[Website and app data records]
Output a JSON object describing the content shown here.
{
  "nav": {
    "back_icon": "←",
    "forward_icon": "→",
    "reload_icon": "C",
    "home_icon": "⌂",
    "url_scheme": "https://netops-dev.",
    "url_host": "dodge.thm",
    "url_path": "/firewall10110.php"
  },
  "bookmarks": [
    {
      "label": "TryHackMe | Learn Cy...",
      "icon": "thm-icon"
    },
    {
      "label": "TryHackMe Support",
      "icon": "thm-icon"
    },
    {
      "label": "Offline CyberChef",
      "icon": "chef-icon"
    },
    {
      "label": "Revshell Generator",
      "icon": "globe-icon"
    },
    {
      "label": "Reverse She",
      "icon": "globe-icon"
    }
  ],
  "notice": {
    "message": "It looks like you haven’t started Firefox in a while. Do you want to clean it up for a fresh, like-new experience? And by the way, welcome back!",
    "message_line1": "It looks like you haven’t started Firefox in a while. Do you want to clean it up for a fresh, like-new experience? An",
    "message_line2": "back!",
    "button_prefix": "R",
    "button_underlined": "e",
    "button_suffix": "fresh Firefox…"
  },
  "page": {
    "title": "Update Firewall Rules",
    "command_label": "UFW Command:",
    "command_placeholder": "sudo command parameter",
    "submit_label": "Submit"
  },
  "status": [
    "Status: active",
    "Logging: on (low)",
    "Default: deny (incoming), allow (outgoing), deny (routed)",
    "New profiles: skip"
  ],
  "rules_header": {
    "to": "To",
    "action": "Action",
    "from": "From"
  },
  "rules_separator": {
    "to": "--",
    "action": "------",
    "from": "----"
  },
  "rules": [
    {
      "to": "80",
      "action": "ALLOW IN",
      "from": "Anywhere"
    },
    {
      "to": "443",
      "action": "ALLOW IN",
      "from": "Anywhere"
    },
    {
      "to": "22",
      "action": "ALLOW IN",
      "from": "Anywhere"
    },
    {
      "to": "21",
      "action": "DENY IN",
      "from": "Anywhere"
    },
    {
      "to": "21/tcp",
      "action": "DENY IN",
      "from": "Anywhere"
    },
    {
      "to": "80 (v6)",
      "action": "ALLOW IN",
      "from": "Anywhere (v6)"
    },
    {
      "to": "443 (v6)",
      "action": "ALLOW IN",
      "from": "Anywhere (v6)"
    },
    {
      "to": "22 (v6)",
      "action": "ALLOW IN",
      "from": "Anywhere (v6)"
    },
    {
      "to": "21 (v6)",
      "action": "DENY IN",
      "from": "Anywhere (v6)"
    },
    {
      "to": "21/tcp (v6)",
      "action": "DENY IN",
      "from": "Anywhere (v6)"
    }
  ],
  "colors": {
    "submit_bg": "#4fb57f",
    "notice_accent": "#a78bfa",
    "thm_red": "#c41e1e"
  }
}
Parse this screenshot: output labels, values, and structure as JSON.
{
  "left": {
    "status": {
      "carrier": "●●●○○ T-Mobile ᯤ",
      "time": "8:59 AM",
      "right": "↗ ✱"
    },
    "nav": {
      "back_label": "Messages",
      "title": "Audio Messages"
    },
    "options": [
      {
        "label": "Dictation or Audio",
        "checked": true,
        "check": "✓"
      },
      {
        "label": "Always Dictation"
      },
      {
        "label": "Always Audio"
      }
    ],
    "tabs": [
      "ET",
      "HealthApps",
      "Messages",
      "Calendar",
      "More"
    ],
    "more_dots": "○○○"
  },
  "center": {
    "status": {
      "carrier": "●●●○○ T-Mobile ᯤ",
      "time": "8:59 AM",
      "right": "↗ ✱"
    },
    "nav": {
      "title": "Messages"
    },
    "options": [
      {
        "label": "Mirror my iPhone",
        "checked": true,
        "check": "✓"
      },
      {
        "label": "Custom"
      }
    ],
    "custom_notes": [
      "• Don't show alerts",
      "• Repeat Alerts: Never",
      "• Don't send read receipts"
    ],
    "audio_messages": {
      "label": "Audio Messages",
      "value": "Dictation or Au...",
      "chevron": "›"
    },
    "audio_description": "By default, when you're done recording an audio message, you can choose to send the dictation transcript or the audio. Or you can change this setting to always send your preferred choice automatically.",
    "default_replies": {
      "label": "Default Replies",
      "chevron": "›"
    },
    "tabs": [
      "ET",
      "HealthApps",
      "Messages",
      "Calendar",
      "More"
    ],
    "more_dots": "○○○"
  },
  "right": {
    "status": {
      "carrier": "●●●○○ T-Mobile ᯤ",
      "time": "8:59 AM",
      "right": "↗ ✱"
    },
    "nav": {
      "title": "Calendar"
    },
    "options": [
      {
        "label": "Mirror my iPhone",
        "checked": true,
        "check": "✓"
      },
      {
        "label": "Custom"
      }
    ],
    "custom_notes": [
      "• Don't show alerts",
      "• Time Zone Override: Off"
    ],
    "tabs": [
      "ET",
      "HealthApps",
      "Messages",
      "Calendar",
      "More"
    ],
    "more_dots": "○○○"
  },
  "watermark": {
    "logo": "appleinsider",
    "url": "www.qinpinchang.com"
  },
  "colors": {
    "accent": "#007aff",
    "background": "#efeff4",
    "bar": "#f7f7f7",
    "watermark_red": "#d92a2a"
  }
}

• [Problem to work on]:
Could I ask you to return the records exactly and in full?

• [Answer to the problem]:
Output a JSON object describing the content shown here.
{
  "nav": {
    "back_icon": "←",
    "forward_icon": "→",
    "reload_icon": "C",
    "home_icon": "⌂",
    "url_scheme": "https://netops-dev.",
    "url_host": "dodge.thm",
    "url_path": "/firewall10110.php"
  },
  "bookmarks": [
    {
      "label": "TryHackMe | Learn Cy...",
      "icon": "thm-icon"
    },
    {
      "label": "TryHackMe Support",
      "icon": "thm-icon"
    },
    {
      "label": "Offline CyberChef",
      "icon": "chef-icon"
    },
    {
      "label": "Revshell Generator",
      "icon": "globe-icon"
    },
    {
      "label": "Reverse She",
      "icon": "globe-icon"
    }
  ],
  "notice": {
    "message": "It looks like you haven’t started Firefox in a while. Do you want to clean it up for a fresh, like-new experience? And by the way, welcome back!",
    "message_line1": "It looks like you haven’t started Firefox in a while. Do you want to clean it up for a fresh, like-new experience? An",
    "message_line2": "back!",
    "button_prefix": "R",
    "button_underlined": "e",
    "button_suffix": "fresh Firefox…"
  },
  "page": {
    "title": "Update Firewall Rules",
    "command_label": "UFW Command:",
    "command_placeholder": "sudo command parameter",
    "submit_label": "Submit"
  },
  "status": [
    "Status: active",
    "Logging: on (low)",
    "Default: deny (incoming), allow (outgoing), deny (routed)",
    "New profiles: skip"
  ],
  "rules_header": {
    "to": "To",
    "action": "Action",
    "from": "From"
  },
  "rules_separator": {
    "to": "--",
    "action": "------",
    "from": "----"
  },
  "rules": [
    {
      "to": "80",
      "action": "ALLOW IN",
      "from": "Anywhere"
    },
    {
      "to": "443",
      "action": "ALLOW IN",
      "from": "Anywhere"
    },
    {
      "to": "22",
      "action": "ALLOW IN",
      "from": "Anywhere"
    },
    {
      "to": "21",
      "action": "DENY IN",
      "from": "Anywhere"
    },
    {
      "to": "21/tcp",
      "action": "DENY IN",
      "from": "Anywhere"
    },
    {
      "to": "80 (v6)",
      "action": "ALLOW IN",
      "from": "Anywhere (v6)"
    },
    {
      "to": "443 (v6)",
      "action": "ALLOW IN",
      "from": "Anywhere (v6)"
    },
    {
      "to": "22 (v6)",
      "action": "ALLOW IN",
      "from": "Anywhere (v6)"
    },
    {
      "to": "21 (v6)",
      "action": "DENY IN",
      "from": "Anywhere (v6)"
    },
    {
      "to": "21/tcp (v6)",
      "action": "DENY IN",
      "from": "Anywhere (v6)"
    }
  ],
  "colors": {
    "submit_bg": "#4fb57f",
    "notice_accent": "#a78bfa",
    "thm_red": "#c41e1e"
  }
}
Parse this screenshot: output labels, values, and structure as JSON.
{
  "left": {
    "status": {
      "carrier": "●●●○○ T-Mobile ᯤ",
      "time": "8:59 AM",
      "right": "↗ ✱"
    },
    "nav": {
      "back_label": "Messages",
      "title": "Audio Messages"
    },
    "options": [
      {
        "label": "Dictation or Audio",
        "checked": true,
        "check": "✓"
      },
      {
        "label": "Always Dictation"
      },
      {
        "label": "Always Audio"
      }
    ],
    "tabs": [
      "ET",
      "HealthApps",
      "Messages",
      "Calendar",
      "More"
    ],
    "more_dots": "○○○"
  },
  "center": {
    "status": {
      "carrier": "●●●○○ T-Mobile ᯤ",
      "time": "8:59 AM",
      "right": "↗ ✱"
    },
    "nav": {
      "title": "Messages"
    },
    "options": [
      {
        "label": "Mirror my iPhone",
        "checked": true,
        "check": "✓"
      },
      {
        "label": "Custom"
      }
    ],
    "custom_notes": [
      "• Don't show alerts",
      "• Repeat Alerts: Never",
      "• Don't send read receipts"
    ],
    "audio_messages": {
      "label": "Audio Messages",
      "value": "Dictation or Au...",
      "chevron": "›"
    },
    "audio_description": "By default, when you're done recording an audio message, you can choose to send the dictation transcript or the audio. Or you can change this setting to always send your preferred choice automatically.",
    "default_replies": {
      "label": "Default Replies",
      "chevron": "›"
    },
    "tabs": [
      "ET",
      "HealthApps",
      "Messages",
      "Calendar",
      "More"
    ],
    "more_dots": "○○○"
  },
  "right": {
    "status": {
      "carrier": "●●●○○ T-Mobile ᯤ",
      "time": "8:59 AM",
      "right": "↗ ✱"
    },
    "nav": {
      "title": "Calendar"
    },
    "options": [
      {
        "label": "Mirror my iPhone",
        "checked": true,
        "check": "✓"
      },
      {
        "label": "Custom"
      }
    ],
    "custom_notes": [
      "• Don't show alerts",
      "• Time Zone Override: Off"
    ],
    "tabs": [
      "ET",
      "HealthApps",
      "Messages",
      "Calendar",
      "More"
    ],
    "more_dots": "○○○"
  },
  "watermark": {
    "logo": "appleinsider",
    "url": "www.qinpinchang.com"
  },
  "colors": {
    "accent": "#007aff",
    "background": "#efeff4",
    "bar": "#f7f7f7",
    "watermark_red": "#d92a2a"
  }
}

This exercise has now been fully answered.